While most women are advised to gain about 25 pounds during pregnancy, my doctor said I should try to avoid gaining or losing at this time. I managed to do that—toward the end of my pregnancy I regained the 12 pounds that I lost early on, but nothing more. But my body did change shape, which was emotionally challenging: As I watched it happen, I remember thinking, “Well, this isn’t the direction I wanted my stomach to go.”
But there were also positives. During my last pregnancy I was close to 300 pounds, so I never had that cute pregnant look. This time around, I had that perfect little baby bump. I even decided to get maternity photos taken, which is something I never considered with my first two. Back then, I didn’t feel “pregnant pretty;” I think everyone just assumed I was extra fat.
From a medical standpoint, most of my prenatal care ended up being pretty standard. I did meet with a perinatologist in the beginning, just to have baseline information on the pregnancy in case something came up later. It never did, so I kept having regular OB visits.
One notable change was that my blood sugar had to be monitored in a different way. During my other pregnancies I had the typical oral glucose tolerance test, which involves drinking 50 grams of sugar in five minutes. But after bariatric surgery, an influx of sugar (or fat) into your digestive system causes dumping syndrome—a condition that causes your bowels to get rid of everything in them very quickly. You get sweaty, your heart races, you feel dizzy, and your stomach cramps—it’s horrible and painful. You just want to lie down and die.
This is your body on sugar:
To avoid that, my OB skipped the glucose tolerance test and instead gave me an A1C blood test, which doesn’t involve drinking any sugar. Then she rechecked it at 26 weeks and also had me do a fasting glucose test.
Birth day and beyond
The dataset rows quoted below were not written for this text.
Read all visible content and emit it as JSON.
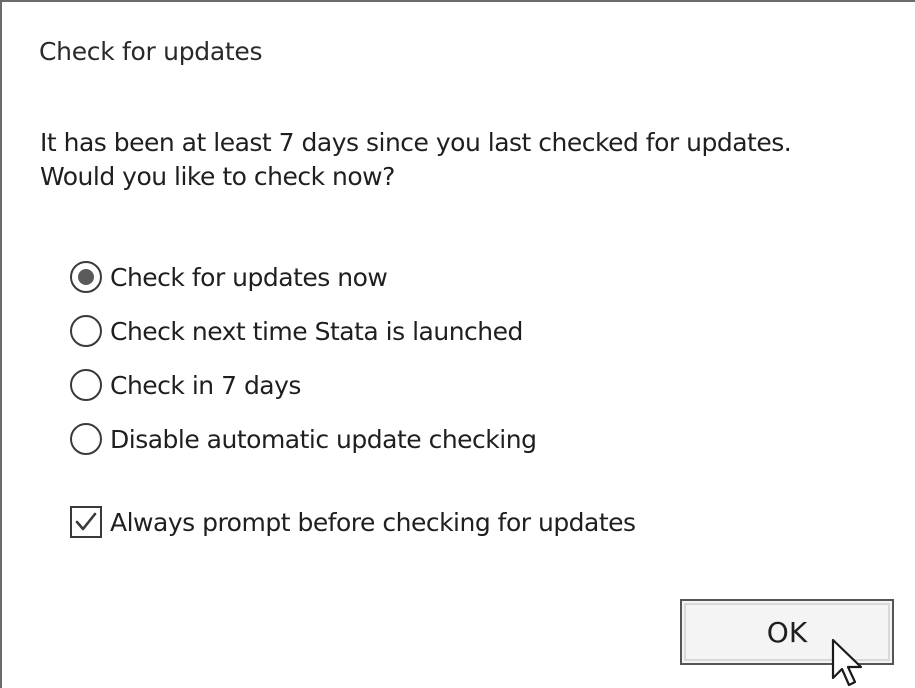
{
  "dialog": {
    "title": "Check for updates",
    "message_line1": "It has been at least 7 days since you last checked for updates.",
    "message_line2": "Would you like to check now?",
    "options": [
      {
        "label": "Check for updates now",
        "selected": true
      },
      {
        "label": "Check next time Stata is launched",
        "selected": false
      },
      {
        "label": "Check in 7 days",
        "selected": false
      },
      {
        "label": "Disable automatic update checking",
        "selected": false
      }
    ],
    "always_prompt": {
      "label": "Always prompt before checking for updates",
      "checked": true
    },
    "ok_label": "OK"
  },
  "icons": {
    "checkbox": "checkmark-icon",
    "cursor": "mouse-pointer-icon"
  }
}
I have very fast deliveries—my first two kids came very quickly, and my third was exactly the same. My delivery was very normal. No complications at all. A lot of people are concerned that you can’t nurse after you’ve had gastric bypass because you won’t be able to consume enough calories to produce milk, but that’s the furthest thing from the truth. If you’ve been able to eat enough calories to sustain a healthy pregnancy, continue to eat that way and you should be able to nurse. My son is actually still nursing at 19 months old. (This is what a perfect day of healthy eating looks like.)
A lot of pregnant women, even those who haven’t had bariatric surgery, use the “Well, I’m pregnant, I can eat whatever I want” excuse. But bad eating habits are really hard to break after pregnancy. For me it was no different, and I had to retrain myself and start being extra cautious about what I eat again.
It isn’t always easy, but I’m adjusting to life as a mom of three and I’m glad that I put in the work to protect my health. I’m now about 150 pounds lighter than I was pre-surgery, and I feel great.
I Had A Baby After Having Weight Loss Surgery